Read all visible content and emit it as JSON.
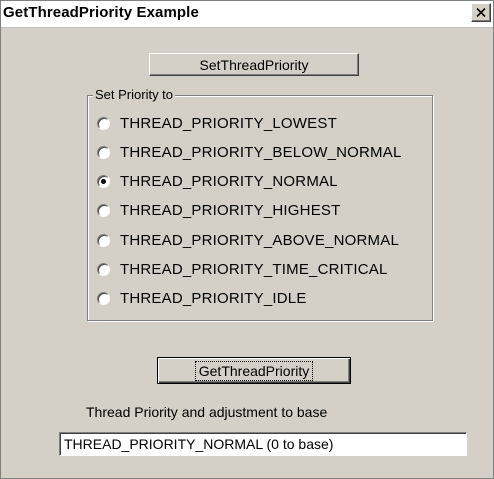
{
  "window": {
    "title": "GetThreadPriority Example",
    "close_label": "X"
  },
  "buttons": {
    "set_priority": "SetThreadPriority",
    "get_priority": "GetThreadPriority"
  },
  "group": {
    "label": "Set Priority to",
    "selected_index": 2,
    "options": [
      "THREAD_PRIORITY_LOWEST",
      "THREAD_PRIORITY_BELOW_NORMAL",
      "THREAD_PRIORITY_NORMAL",
      "THREAD_PRIORITY_HIGHEST",
      "THREAD_PRIORITY_ABOVE_NORMAL",
      "THREAD_PRIORITY_TIME_CRITICAL",
      "THREAD_PRIORITY_IDLE"
    ]
  },
  "result": {
    "label": "Thread Priority and adjustment to base",
    "value": "THREAD_PRIORITY_NORMAL (0 to base)"
  }
}
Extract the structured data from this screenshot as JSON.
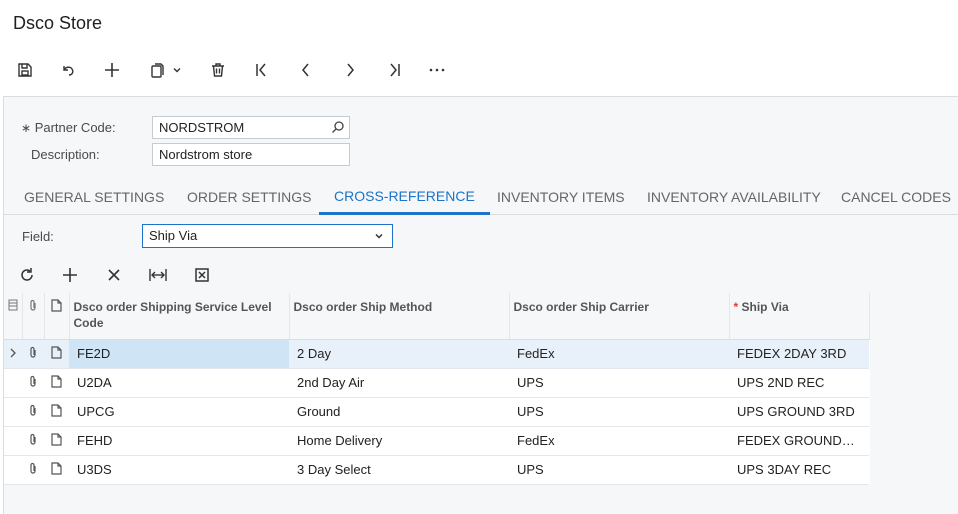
{
  "app": {
    "title": "Dsco Store"
  },
  "toolbar": {
    "save": "save-icon",
    "undo": "undo-icon",
    "add": "plus-icon",
    "copy": "copy-icon",
    "delete": "trash-icon",
    "first": "first-icon",
    "prev": "prev-icon",
    "next": "next-icon",
    "last": "last-icon",
    "more": "more-icon"
  },
  "form": {
    "partner_code_label": "Partner Code:",
    "partner_code_value": "NORDSTROM",
    "description_label": "Description:",
    "description_value": "Nordstrom store"
  },
  "tabs": [
    {
      "label": "GENERAL SETTINGS"
    },
    {
      "label": "ORDER SETTINGS"
    },
    {
      "label": "CROSS-REFERENCE"
    },
    {
      "label": "INVENTORY ITEMS"
    },
    {
      "label": "INVENTORY AVAILABILITY"
    },
    {
      "label": "CANCEL CODES"
    }
  ],
  "active_tab": "CROSS-REFERENCE",
  "field": {
    "label": "Field:",
    "value": "Ship Via"
  },
  "grid": {
    "columns": [
      "Dsco order Shipping Service Level Code",
      "Dsco order Ship Method",
      "Dsco order Ship Carrier",
      "Ship Via"
    ],
    "rows": [
      {
        "code": "FE2D",
        "method": "2 Day",
        "carrier": "FedEx",
        "via": "FEDEX 2DAY 3RD"
      },
      {
        "code": "U2DA",
        "method": "2nd Day Air",
        "carrier": "UPS",
        "via": "UPS 2ND REC"
      },
      {
        "code": "UPCG",
        "method": "Ground",
        "carrier": "UPS",
        "via": "UPS GROUND 3RD"
      },
      {
        "code": "FEHD",
        "method": "Home Delivery",
        "carrier": "FedEx",
        "via": "FEDEX GROUND…"
      },
      {
        "code": "U3DS",
        "method": "3 Day Select",
        "carrier": "UPS",
        "via": "UPS 3DAY REC"
      }
    ]
  },
  "colors": {
    "accent": "#1c73c8",
    "selected_row": "#e8f1fa"
  }
}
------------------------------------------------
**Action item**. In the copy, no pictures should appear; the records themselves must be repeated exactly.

**Response to this task**.
Read all visible content and emit it as JSON.
{
  "window": {
    "title": "GetThreadPriority Example",
    "close_label": "X"
  },
  "buttons": {
    "set_priority": "SetThreadPriority",
    "get_priority": "GetThreadPriority"
  },
  "group": {
    "label": "Set Priority to",
    "selected_index": 2,
    "options": [
      "THREAD_PRIORITY_LOWEST",
      "THREAD_PRIORITY_BELOW_NORMAL",
      "THREAD_PRIORITY_NORMAL",
      "THREAD_PRIORITY_HIGHEST",
      "THREAD_PRIORITY_ABOVE_NORMAL",
      "THREAD_PRIORITY_TIME_CRITICAL",
      "THREAD_PRIORITY_IDLE"
    ]
  },
  "result": {
    "label": "Thread Priority and adjustment to base",
    "value": "THREAD_PRIORITY_NORMAL (0 to base)"
  }
}
Extract the structured data from this screenshot as JSON.
{
  "app": {
    "title": "Dsco Store"
  },
  "toolbar": {
    "save": "save-icon",
    "undo": "undo-icon",
    "add": "plus-icon",
    "copy": "copy-icon",
    "delete": "trash-icon",
    "first": "first-icon",
    "prev": "prev-icon",
    "next": "next-icon",
    "last": "last-icon",
    "more": "more-icon"
  },
  "form": {
    "partner_code_label": "Partner Code:",
    "partner_code_value": "NORDSTROM",
    "description_label": "Description:",
    "description_value": "Nordstrom store"
  },
  "tabs": [
    {
      "label": "GENERAL SETTINGS"
    },
    {
      "label": "ORDER SETTINGS"
    },
    {
      "label": "CROSS-REFERENCE"
    },
    {
      "label": "INVENTORY ITEMS"
    },
    {
      "label": "INVENTORY AVAILABILITY"
    },
    {
      "label": "CANCEL CODES"
    }
  ],
  "active_tab": "CROSS-REFERENCE",
  "field": {
    "label": "Field:",
    "value": "Ship Via"
  },
  "grid": {
    "columns": [
      "Dsco order Shipping Service Level Code",
      "Dsco order Ship Method",
      "Dsco order Ship Carrier",
      "Ship Via"
    ],
    "rows": [
      {
        "code": "FE2D",
        "method": "2 Day",
        "carrier": "FedEx",
        "via": "FEDEX 2DAY 3RD"
      },
      {
        "code": "U2DA",
        "method": "2nd Day Air",
        "carrier": "UPS",
        "via": "UPS 2ND REC"
      },
      {
        "code": "UPCG",
        "method": "Ground",
        "carrier": "UPS",
        "via": "UPS GROUND 3RD"
      },
      {
        "code": "FEHD",
        "method": "Home Delivery",
        "carrier": "FedEx",
        "via": "FEDEX GROUND…"
      },
      {
        "code": "U3DS",
        "method": "3 Day Select",
        "carrier": "UPS",
        "via": "UPS 3DAY REC"
      }
    ]
  },
  "colors": {
    "accent": "#1c73c8",
    "selected_row": "#e8f1fa"
  }
}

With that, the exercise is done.